And yet every once and a while there is a space that is designed in a truly unique way that leaves a lasting impression. Two examples come to mind. At a church where I preached on their anniversary a few years ago I was given an extensive tour. The church had recently raised a lot of money to renovate its space. It was an old church that wanted to bring a new look to its space. I loved the openness of the space, all of the sun light, the bright colours, the mood lifted as soon as I walked into the building. But one thing caught my eye that seemed “different”. Someone had done her/his homework, in each room, on the wall was an item of historical significance to the church. For instance one room included a very old framed wording the United Church Women’s purpose. The hanging had been restored and my eyes were drawn to the missional message that remind any visitor of what these women had stood for all these years. I thought it was genius to include in a newly renovated space.

And it was like that in every room in this church, a clean, open and attractive space with all of the features of modern accessibility and functionality but with at least one large historical piece to remind you of the church’s identity and focus. I thought it a most appropriate way to invest the space with a new look and iconic images that would both give the visitor a sense of hope and possibility and a sense of continuity and purpose.

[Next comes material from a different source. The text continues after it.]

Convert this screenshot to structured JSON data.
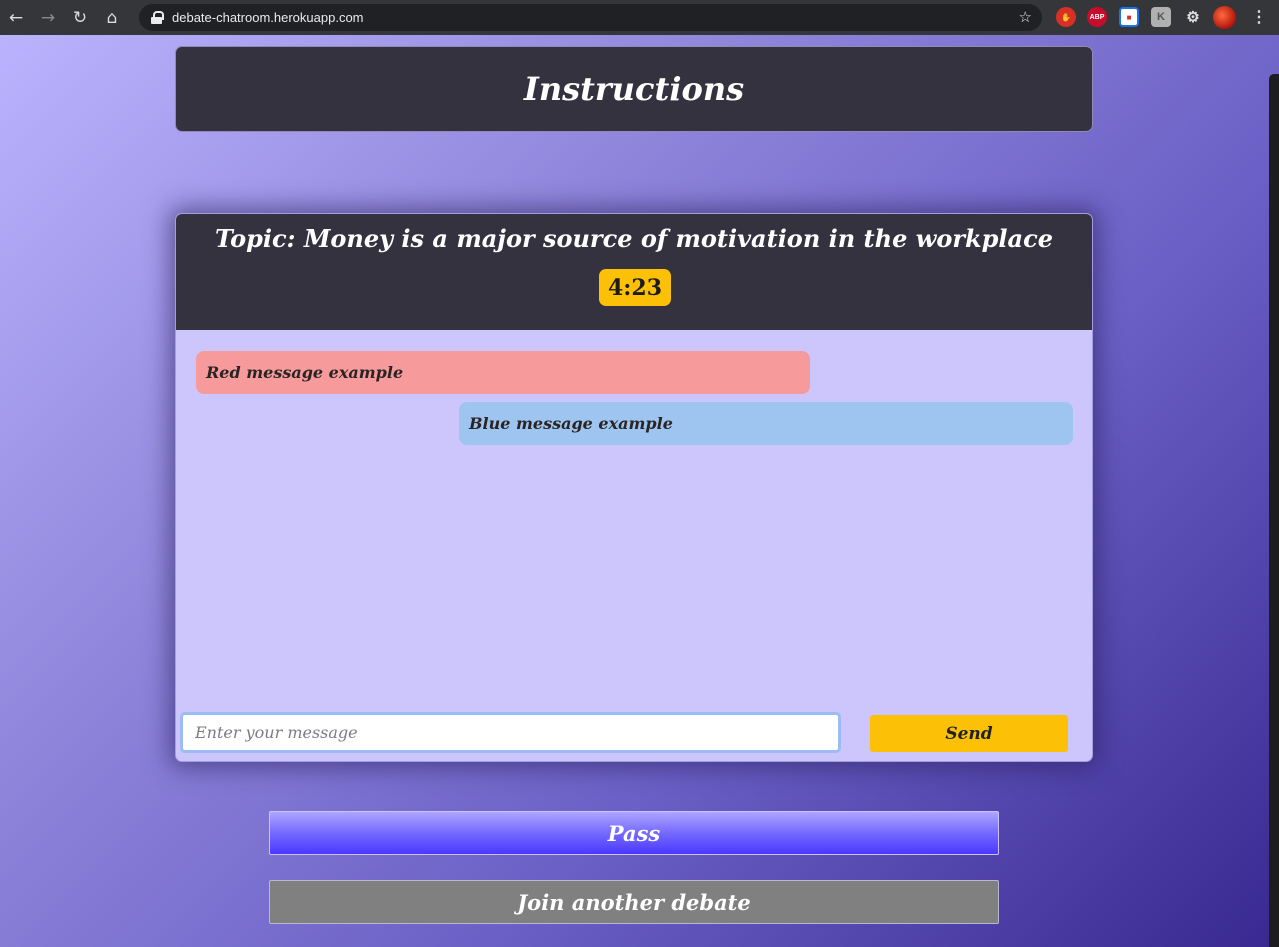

The other space where I was moved to consider something new and something of mission was the Detroit airport. On a trip to Washington we were rerouted to Detroit. I had to get off the plane, change terminals, and board another plane for DC. I was in a rush and had no idea what I was in for as I walked along the passage way between the terminals. All of a sudden there were mood lights, colours dancing on the walls and ceiling, melodic music transporting me to consider how I was being inspired.

Everything about the experience was new and strange and somehow exotic. But then it came to me that this was the motor city, the place where Motown got its start and a city that had gone through a long and difficult fallow period was retaining and reminding others of its spirit of innovation. How clever!

Space is more than a vessel to store our things or to mimic a showroom or a reality TV series. At its best space opens us to the new and reminds us of the sacred past, pointing us to a mission and inspiring us to get there in a new way.